Search the records for the word "title" and copy each line in which it appears.

▽

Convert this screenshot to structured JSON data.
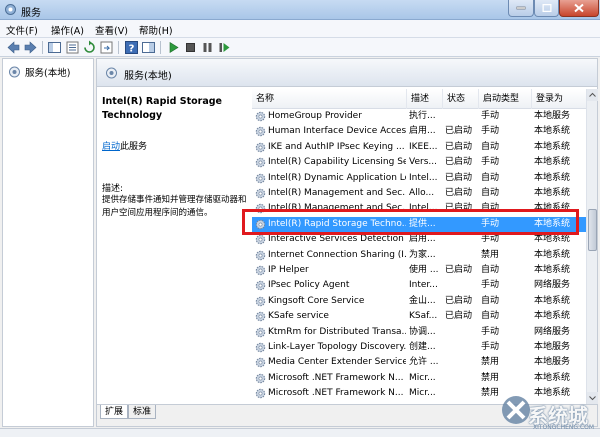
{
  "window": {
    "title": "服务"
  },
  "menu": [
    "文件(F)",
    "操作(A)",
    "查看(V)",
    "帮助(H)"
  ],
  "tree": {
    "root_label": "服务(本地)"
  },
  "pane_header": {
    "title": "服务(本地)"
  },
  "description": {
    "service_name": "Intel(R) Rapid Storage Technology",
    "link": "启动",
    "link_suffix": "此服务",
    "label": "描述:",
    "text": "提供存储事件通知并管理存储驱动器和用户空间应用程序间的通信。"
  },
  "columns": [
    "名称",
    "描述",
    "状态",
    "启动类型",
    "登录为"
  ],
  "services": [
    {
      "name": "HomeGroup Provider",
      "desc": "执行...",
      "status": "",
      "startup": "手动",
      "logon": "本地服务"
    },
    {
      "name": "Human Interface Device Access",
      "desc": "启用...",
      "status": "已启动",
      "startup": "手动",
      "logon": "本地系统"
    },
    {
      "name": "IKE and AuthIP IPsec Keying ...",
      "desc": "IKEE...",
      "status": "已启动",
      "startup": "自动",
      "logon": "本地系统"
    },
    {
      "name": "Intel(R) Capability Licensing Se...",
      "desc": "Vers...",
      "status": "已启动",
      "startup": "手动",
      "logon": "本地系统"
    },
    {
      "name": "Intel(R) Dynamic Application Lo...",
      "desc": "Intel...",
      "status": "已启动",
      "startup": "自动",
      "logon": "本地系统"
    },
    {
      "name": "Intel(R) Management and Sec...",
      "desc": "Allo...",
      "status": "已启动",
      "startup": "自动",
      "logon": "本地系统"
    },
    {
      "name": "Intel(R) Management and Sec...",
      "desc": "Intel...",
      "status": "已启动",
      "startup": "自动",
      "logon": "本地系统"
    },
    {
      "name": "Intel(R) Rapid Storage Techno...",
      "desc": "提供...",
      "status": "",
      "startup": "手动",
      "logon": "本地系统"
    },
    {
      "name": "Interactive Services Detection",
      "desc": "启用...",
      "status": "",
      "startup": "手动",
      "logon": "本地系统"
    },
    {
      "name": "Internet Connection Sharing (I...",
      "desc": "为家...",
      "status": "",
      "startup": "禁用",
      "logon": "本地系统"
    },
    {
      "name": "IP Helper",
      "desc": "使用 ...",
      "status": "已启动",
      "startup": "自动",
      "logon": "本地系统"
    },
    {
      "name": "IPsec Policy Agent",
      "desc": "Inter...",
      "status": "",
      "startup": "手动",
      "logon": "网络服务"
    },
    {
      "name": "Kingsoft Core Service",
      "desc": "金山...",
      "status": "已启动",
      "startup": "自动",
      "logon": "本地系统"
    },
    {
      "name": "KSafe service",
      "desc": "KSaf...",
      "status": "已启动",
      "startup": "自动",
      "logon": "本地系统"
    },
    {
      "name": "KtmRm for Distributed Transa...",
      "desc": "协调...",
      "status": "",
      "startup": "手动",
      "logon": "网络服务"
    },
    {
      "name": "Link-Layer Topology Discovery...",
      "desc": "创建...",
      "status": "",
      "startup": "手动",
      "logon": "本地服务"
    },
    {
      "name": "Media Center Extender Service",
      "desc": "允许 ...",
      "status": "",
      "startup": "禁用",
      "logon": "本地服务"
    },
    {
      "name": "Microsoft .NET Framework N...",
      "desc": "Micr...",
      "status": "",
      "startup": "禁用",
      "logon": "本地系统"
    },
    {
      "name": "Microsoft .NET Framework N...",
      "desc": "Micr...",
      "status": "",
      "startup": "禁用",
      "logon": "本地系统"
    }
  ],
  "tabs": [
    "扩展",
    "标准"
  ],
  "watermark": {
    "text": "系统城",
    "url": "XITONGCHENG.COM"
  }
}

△
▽

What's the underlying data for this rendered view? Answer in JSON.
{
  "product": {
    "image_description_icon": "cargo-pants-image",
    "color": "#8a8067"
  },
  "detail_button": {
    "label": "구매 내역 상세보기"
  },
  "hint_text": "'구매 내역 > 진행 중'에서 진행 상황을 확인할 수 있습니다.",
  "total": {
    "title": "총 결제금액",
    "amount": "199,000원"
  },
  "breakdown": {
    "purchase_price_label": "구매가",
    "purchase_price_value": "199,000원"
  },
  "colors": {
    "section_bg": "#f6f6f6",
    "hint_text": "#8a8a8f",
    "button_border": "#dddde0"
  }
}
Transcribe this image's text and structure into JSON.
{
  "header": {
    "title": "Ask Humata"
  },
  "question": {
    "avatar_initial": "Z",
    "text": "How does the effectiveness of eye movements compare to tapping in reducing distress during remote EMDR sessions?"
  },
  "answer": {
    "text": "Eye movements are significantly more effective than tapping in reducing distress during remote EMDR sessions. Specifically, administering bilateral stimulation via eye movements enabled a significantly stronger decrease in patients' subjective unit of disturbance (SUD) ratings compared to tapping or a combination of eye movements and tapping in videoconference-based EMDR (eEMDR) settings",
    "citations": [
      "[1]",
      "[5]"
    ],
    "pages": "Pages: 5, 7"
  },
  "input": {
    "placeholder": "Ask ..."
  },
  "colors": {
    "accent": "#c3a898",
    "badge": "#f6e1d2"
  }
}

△

RESULT:
    "title": "服务"
    "title": "服务(本地)"
    "title": "총 결제금액",
    "title": "Ask Humata"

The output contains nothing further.